Excerpts from a dataset
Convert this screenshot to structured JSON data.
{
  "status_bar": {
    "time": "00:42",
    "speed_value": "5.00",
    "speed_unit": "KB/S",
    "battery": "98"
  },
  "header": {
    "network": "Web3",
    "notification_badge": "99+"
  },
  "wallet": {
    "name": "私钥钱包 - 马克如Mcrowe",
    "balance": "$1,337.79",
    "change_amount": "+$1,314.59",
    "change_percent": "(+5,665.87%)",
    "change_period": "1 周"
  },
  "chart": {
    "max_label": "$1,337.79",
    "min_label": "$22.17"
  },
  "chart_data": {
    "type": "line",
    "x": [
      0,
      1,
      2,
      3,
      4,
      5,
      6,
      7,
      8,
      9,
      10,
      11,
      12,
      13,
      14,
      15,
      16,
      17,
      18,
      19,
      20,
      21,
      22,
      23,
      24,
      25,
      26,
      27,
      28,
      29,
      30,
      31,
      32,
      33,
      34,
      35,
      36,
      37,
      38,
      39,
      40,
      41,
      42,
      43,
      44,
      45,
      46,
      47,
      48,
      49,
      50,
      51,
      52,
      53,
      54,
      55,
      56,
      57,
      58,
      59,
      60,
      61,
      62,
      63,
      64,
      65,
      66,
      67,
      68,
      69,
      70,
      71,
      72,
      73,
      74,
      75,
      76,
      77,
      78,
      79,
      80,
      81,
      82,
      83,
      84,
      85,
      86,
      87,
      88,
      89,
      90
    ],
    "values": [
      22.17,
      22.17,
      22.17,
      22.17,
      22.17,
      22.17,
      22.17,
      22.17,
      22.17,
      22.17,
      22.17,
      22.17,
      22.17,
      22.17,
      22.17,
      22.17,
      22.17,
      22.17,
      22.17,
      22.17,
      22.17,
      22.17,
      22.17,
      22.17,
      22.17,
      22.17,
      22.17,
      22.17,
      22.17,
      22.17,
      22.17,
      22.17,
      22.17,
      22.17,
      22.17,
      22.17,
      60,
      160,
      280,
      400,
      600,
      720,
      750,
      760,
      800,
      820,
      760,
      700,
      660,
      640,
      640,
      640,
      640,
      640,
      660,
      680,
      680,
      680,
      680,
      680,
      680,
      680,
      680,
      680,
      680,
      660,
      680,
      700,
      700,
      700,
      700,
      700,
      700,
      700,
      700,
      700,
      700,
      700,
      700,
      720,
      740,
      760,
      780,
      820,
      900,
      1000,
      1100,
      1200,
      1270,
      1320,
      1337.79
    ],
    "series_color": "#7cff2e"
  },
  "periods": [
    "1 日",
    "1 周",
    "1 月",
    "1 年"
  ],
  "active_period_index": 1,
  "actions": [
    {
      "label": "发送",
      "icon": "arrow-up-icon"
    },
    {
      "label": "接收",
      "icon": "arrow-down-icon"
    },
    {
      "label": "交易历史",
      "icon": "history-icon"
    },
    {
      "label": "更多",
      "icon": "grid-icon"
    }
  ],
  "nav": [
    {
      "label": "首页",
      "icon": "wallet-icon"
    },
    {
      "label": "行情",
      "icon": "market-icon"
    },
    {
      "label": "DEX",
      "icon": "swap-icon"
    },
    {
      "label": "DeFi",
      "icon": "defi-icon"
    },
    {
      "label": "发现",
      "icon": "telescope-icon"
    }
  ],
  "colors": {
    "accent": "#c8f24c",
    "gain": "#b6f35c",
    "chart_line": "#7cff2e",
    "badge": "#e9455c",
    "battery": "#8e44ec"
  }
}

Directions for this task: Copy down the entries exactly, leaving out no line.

Solution below:
Convert this screenshot to structured JSON data.
{
  "status_bar": {
    "time": "00:42",
    "speed_value": "5.00",
    "speed_unit": "KB/S",
    "battery": "98"
  },
  "header": {
    "network": "Web3",
    "notification_badge": "99+"
  },
  "wallet": {
    "name": "私钥钱包 - 马克如Mcrowe",
    "balance": "$1,337.79",
    "change_amount": "+$1,314.59",
    "change_percent": "(+5,665.87%)",
    "change_period": "1 周"
  },
  "chart": {
    "max_label": "$1,337.79",
    "min_label": "$22.17"
  },
  "chart_data": {
    "type": "line",
    "x": [
      0,
      1,
      2,
      3,
      4,
      5,
      6,
      7,
      8,
      9,
      10,
      11,
      12,
      13,
      14,
      15,
      16,
      17,
      18,
      19,
      20,
      21,
      22,
      23,
      24,
      25,
      26,
      27,
      28,
      29,
      30,
      31,
      32,
      33,
      34,
      35,
      36,
      37,
      38,
      39,
      40,
      41,
      42,
      43,
      44,
      45,
      46,
      47,
      48,
      49,
      50,
      51,
      52,
      53,
      54,
      55,
      56,
      57,
      58,
      59,
      60,
      61,
      62,
      63,
      64,
      65,
      66,
      67,
      68,
      69,
      70,
      71,
      72,
      73,
      74,
      75,
      76,
      77,
      78,
      79,
      80,
      81,
      82,
      83,
      84,
      85,
      86,
      87,
      88,
      89,
      90
    ],
    "values": [
      22.17,
      22.17,
      22.17,
      22.17,
      22.17,
      22.17,
      22.17,
      22.17,
      22.17,
      22.17,
      22.17,
      22.17,
      22.17,
      22.17,
      22.17,
      22.17,
      22.17,
      22.17,
      22.17,
      22.17,
      22.17,
      22.17,
      22.17,
      22.17,
      22.17,
      22.17,
      22.17,
      22.17,
      22.17,
      22.17,
      22.17,
      22.17,
      22.17,
      22.17,
      22.17,
      22.17,
      60,
      160,
      280,
      400,
      600,
      720,
      750,
      760,
      800,
      820,
      760,
      700,
      660,
      640,
      640,
      640,
      640,
      640,
      660,
      680,
      680,
      680,
      680,
      680,
      680,
      680,
      680,
      680,
      680,
      660,
      680,
      700,
      700,
      700,
      700,
      700,
      700,
      700,
      700,
      700,
      700,
      700,
      700,
      720,
      740,
      760,
      780,
      820,
      900,
      1000,
      1100,
      1200,
      1270,
      1320,
      1337.79
    ],
    "series_color": "#7cff2e"
  },
  "periods": [
    "1 日",
    "1 周",
    "1 月",
    "1 年"
  ],
  "active_period_index": 1,
  "actions": [
    {
      "label": "发送",
      "icon": "arrow-up-icon"
    },
    {
      "label": "接收",
      "icon": "arrow-down-icon"
    },
    {
      "label": "交易历史",
      "icon": "history-icon"
    },
    {
      "label": "更多",
      "icon": "grid-icon"
    }
  ],
  "nav": [
    {
      "label": "首页",
      "icon": "wallet-icon"
    },
    {
      "label": "行情",
      "icon": "market-icon"
    },
    {
      "label": "DEX",
      "icon": "swap-icon"
    },
    {
      "label": "DeFi",
      "icon": "defi-icon"
    },
    {
      "label": "发现",
      "icon": "telescope-icon"
    }
  ],
  "colors": {
    "accent": "#c8f24c",
    "gain": "#b6f35c",
    "chart_line": "#7cff2e",
    "badge": "#e9455c",
    "battery": "#8e44ec"
  }
}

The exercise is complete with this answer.